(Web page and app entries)
====
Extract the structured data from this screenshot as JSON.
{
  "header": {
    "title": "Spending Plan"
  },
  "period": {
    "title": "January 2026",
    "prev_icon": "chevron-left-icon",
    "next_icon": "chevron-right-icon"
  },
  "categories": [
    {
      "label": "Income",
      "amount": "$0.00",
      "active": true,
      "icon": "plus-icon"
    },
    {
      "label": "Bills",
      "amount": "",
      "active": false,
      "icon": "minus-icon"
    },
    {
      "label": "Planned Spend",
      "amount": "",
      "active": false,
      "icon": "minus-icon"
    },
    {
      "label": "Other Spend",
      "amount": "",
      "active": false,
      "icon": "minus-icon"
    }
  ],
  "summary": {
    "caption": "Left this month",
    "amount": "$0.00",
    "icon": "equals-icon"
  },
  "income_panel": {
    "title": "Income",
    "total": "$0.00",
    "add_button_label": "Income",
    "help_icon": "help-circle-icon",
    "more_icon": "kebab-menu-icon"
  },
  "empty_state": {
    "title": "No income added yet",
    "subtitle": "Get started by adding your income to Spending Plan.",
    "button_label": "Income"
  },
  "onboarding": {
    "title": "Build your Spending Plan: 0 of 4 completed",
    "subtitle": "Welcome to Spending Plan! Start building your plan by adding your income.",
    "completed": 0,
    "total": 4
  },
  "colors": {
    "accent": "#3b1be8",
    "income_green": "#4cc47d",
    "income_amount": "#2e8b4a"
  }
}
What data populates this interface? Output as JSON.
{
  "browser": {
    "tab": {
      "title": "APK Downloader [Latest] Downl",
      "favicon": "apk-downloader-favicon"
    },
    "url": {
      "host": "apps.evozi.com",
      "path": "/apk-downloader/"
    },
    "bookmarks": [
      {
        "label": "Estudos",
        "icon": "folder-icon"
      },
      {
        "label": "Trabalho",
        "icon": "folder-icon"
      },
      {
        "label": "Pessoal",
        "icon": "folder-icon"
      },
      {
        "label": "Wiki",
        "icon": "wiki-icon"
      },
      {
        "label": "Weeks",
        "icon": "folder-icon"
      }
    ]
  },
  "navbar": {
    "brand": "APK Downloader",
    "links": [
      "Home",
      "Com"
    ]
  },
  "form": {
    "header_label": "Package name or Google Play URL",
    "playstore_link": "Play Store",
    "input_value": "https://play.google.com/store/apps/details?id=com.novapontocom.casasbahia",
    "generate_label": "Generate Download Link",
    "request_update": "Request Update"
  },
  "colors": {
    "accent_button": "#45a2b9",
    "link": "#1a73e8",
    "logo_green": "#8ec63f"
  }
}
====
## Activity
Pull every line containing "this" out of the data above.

## Answer
Extract the structured data from this screenshot as JSON.
    "caption": "Left this month",
What data populates this interface? Output as JSON.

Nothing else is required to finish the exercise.